Scan the records for lines with the word "that", and copy every such line.

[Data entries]
Content starts
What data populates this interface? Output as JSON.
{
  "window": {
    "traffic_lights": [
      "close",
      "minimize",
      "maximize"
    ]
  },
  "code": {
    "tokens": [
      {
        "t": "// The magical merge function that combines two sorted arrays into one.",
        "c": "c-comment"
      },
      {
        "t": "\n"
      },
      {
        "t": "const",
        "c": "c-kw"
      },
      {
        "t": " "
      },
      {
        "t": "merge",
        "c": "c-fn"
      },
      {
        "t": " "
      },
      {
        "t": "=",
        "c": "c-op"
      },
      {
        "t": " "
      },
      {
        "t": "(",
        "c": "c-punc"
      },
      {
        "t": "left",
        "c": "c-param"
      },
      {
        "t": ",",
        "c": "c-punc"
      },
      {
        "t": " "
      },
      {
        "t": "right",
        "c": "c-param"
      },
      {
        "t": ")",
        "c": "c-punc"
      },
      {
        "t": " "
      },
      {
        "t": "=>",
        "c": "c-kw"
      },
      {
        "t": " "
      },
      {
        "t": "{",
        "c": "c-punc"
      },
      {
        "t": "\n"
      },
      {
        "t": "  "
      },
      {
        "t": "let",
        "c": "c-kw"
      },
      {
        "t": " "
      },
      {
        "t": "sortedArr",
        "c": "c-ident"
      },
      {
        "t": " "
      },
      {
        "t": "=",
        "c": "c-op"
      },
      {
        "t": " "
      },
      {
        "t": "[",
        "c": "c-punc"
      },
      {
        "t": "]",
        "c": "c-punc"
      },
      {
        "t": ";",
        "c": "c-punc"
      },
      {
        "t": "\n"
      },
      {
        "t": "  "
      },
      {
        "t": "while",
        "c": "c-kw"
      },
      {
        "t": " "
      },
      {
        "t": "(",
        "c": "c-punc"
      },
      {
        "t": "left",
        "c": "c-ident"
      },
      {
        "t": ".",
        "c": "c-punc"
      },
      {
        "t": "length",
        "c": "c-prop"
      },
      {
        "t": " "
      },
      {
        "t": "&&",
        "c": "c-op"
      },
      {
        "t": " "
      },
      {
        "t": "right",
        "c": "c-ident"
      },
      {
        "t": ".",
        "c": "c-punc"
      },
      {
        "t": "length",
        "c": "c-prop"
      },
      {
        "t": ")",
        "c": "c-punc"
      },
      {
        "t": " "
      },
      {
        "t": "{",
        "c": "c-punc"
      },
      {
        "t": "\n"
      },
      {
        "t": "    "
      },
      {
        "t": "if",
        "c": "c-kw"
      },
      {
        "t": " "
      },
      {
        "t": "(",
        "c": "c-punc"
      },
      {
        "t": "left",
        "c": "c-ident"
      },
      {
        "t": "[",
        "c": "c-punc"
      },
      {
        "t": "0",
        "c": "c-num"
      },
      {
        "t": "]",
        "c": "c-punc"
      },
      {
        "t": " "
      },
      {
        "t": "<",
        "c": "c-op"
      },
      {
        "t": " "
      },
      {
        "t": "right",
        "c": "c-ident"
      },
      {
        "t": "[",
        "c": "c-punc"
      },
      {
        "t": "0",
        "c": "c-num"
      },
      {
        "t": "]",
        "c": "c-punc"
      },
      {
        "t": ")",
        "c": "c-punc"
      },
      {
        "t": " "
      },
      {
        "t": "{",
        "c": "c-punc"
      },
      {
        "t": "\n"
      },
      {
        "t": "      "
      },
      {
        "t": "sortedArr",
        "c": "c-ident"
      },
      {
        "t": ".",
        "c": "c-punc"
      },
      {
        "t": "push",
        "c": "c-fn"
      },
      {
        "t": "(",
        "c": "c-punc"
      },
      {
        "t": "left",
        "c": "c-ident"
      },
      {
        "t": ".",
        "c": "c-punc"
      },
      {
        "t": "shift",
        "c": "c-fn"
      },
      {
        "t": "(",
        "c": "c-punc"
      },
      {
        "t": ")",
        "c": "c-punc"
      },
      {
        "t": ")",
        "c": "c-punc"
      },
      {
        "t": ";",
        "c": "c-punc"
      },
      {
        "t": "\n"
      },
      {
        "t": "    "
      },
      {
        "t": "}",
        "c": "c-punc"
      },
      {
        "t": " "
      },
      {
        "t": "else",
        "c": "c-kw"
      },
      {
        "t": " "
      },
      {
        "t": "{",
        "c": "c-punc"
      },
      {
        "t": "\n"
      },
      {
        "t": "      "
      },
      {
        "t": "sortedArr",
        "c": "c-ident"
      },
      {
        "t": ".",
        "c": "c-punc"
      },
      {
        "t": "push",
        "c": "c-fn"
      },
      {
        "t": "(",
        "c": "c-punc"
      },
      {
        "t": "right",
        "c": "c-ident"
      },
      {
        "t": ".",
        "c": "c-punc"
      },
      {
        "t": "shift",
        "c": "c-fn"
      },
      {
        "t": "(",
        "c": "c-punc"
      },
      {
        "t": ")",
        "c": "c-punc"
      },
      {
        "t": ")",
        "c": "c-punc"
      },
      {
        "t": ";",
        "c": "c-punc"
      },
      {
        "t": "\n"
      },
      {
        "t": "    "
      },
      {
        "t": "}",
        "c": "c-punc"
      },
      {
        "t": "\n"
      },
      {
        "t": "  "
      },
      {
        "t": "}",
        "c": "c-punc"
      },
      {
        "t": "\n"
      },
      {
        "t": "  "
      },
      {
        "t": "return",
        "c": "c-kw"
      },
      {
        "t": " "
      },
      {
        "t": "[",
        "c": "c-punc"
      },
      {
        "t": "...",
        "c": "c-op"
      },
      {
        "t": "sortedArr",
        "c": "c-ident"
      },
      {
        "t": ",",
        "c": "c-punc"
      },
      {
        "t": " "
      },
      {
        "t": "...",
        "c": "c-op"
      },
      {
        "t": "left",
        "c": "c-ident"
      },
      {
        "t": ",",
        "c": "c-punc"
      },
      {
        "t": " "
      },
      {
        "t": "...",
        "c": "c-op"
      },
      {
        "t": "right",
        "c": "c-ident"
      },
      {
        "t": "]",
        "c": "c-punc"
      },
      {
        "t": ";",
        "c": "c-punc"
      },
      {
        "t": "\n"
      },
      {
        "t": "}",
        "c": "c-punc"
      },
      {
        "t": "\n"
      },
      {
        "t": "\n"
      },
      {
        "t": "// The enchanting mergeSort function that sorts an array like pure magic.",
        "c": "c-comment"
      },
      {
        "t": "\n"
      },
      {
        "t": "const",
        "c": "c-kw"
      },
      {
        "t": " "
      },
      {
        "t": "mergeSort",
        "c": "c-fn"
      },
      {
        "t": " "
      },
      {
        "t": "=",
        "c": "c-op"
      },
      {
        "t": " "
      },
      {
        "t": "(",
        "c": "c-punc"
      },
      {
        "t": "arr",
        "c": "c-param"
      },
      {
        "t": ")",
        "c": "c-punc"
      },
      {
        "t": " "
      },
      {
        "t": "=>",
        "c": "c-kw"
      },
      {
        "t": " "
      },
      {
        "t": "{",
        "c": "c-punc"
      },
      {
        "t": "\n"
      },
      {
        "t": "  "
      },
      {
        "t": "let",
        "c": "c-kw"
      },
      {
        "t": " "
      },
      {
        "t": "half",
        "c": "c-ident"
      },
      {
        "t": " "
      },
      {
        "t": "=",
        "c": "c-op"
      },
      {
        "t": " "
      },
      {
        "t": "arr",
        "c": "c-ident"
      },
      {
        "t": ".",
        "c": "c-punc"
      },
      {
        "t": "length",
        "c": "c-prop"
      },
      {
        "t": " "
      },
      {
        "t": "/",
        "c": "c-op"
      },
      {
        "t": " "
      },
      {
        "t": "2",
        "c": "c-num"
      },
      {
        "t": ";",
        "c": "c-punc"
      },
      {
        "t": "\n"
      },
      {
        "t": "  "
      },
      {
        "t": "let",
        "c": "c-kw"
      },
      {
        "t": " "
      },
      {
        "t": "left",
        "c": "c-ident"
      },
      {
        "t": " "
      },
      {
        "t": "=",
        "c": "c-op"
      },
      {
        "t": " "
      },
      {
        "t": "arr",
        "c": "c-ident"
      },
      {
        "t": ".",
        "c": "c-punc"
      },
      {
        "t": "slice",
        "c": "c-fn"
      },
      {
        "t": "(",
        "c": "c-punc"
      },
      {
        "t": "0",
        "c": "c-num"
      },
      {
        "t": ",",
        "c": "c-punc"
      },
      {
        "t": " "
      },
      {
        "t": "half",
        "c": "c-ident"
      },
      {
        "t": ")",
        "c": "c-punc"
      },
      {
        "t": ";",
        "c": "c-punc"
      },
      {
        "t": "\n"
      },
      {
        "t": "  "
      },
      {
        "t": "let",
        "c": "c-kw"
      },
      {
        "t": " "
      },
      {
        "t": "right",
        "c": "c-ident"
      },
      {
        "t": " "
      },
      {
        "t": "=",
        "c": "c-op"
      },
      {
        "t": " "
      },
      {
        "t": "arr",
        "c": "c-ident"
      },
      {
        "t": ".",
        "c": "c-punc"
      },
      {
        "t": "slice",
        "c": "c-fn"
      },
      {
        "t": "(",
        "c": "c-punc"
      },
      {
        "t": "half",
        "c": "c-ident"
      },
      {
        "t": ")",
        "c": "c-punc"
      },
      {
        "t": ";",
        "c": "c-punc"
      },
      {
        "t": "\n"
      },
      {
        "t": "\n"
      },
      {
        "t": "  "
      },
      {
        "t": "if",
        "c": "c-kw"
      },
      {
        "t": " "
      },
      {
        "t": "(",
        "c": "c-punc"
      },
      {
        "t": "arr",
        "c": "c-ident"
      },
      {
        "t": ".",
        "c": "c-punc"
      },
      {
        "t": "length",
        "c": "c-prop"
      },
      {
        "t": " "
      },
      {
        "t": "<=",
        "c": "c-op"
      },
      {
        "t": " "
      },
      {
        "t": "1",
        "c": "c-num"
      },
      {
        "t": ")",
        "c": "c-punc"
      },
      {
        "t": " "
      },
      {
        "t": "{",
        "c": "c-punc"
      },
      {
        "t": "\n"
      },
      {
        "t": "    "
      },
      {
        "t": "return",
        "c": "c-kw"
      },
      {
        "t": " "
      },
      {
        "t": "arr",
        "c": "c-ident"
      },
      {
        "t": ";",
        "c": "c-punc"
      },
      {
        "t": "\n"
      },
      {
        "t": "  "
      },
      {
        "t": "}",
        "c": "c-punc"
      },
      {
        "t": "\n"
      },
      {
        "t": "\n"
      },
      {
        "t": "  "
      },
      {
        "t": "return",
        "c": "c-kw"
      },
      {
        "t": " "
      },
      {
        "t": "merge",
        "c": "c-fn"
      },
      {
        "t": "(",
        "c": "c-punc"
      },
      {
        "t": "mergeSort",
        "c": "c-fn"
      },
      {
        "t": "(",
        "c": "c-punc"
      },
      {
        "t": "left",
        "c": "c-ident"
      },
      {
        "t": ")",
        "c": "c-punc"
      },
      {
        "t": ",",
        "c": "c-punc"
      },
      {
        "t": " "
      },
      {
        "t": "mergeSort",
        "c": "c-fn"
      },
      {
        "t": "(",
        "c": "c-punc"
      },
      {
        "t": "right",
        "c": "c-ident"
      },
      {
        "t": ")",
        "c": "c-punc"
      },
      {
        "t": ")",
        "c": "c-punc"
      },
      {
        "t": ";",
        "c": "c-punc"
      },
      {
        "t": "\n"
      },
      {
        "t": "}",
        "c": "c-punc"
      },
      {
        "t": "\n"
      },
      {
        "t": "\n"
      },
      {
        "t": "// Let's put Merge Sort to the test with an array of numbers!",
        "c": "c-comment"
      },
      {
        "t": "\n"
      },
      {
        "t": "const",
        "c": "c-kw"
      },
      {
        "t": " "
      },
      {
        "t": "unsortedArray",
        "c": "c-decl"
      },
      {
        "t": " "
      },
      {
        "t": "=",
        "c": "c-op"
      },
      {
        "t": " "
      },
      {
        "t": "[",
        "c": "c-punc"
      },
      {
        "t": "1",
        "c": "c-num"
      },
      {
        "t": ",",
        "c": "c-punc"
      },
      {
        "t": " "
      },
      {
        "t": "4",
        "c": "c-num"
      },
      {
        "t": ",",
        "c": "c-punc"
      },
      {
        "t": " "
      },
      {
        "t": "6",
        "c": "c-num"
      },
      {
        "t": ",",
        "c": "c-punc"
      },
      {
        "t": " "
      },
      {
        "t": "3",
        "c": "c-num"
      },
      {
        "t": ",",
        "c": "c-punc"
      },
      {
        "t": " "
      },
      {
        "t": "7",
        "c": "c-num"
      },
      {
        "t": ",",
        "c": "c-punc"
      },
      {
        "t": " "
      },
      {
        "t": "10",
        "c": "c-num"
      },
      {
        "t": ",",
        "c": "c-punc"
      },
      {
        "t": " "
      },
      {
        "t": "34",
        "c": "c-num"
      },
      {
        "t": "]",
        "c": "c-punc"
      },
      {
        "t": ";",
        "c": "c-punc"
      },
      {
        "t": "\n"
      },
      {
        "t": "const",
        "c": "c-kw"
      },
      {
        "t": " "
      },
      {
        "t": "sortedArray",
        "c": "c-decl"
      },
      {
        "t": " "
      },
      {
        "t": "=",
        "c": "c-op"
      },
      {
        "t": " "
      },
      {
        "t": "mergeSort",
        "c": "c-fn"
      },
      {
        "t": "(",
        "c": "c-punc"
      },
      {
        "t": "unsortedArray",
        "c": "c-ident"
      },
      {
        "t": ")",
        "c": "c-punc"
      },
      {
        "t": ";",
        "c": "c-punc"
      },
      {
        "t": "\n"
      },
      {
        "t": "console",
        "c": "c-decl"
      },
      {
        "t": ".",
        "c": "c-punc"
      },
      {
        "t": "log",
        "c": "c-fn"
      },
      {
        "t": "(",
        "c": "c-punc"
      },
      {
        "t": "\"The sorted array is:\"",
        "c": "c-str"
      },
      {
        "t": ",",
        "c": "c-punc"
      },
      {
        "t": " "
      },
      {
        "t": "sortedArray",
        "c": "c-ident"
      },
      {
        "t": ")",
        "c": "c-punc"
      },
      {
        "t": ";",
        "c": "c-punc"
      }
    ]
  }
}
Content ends
- Result of the exercise
        "t": "// The magical merge function that combines two sorted arrays into one.",
        "t": "// The enchanting mergeSort function that sorts an array like pure magic.",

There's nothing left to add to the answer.